EXTRACTED INFORMATION
Segment Open

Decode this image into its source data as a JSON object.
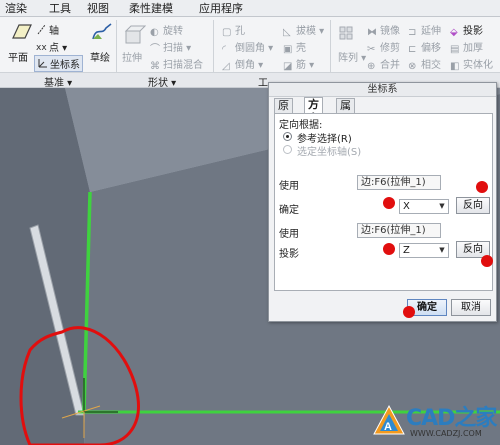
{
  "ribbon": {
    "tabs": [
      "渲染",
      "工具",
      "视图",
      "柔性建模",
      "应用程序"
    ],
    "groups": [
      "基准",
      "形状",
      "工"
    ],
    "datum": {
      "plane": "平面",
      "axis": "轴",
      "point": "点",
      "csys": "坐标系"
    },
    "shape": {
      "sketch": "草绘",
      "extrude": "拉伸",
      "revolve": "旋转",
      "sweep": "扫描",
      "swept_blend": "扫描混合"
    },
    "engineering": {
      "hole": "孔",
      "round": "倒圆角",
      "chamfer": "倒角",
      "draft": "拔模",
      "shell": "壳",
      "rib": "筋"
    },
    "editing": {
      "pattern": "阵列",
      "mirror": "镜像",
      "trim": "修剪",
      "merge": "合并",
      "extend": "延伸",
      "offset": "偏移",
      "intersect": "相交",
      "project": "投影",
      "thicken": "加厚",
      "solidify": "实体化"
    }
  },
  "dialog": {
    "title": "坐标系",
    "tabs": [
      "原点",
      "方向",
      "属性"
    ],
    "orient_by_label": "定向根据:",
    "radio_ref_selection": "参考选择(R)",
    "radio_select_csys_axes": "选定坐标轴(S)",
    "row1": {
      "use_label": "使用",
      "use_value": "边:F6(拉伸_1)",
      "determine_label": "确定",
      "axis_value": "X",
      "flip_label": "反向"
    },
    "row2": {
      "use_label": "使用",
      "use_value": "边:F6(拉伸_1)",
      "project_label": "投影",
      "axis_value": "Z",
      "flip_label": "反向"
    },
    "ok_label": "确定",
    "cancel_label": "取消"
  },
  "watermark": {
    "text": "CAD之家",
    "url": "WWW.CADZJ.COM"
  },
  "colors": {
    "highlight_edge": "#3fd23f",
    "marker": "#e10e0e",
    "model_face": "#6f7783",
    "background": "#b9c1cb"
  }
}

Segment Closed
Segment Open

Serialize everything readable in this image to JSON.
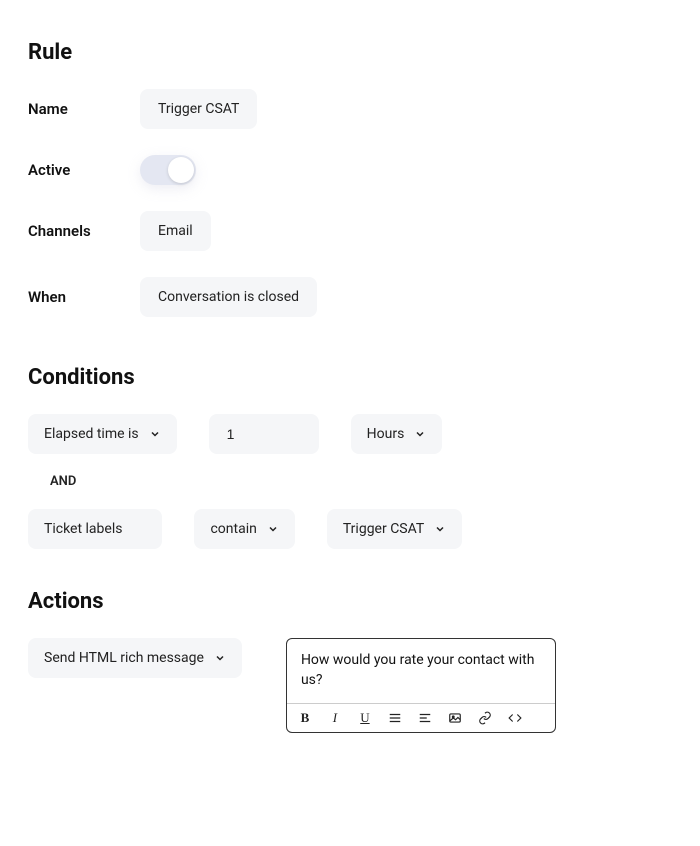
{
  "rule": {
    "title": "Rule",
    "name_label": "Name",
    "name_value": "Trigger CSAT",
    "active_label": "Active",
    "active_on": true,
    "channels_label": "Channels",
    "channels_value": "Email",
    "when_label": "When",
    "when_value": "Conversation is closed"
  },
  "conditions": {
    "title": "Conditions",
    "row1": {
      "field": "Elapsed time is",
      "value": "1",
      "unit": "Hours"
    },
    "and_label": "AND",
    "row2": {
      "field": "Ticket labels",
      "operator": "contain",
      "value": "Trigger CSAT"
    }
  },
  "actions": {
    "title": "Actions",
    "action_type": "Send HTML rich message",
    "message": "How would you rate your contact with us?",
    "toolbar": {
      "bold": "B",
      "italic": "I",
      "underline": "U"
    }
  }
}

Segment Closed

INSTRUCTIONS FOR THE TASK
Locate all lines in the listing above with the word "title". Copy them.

ANSWER TO THE EXERCISE
    "title": "坐标系",
    "title": "Rule",
    "title": "Conditions",
    "title": "Actions",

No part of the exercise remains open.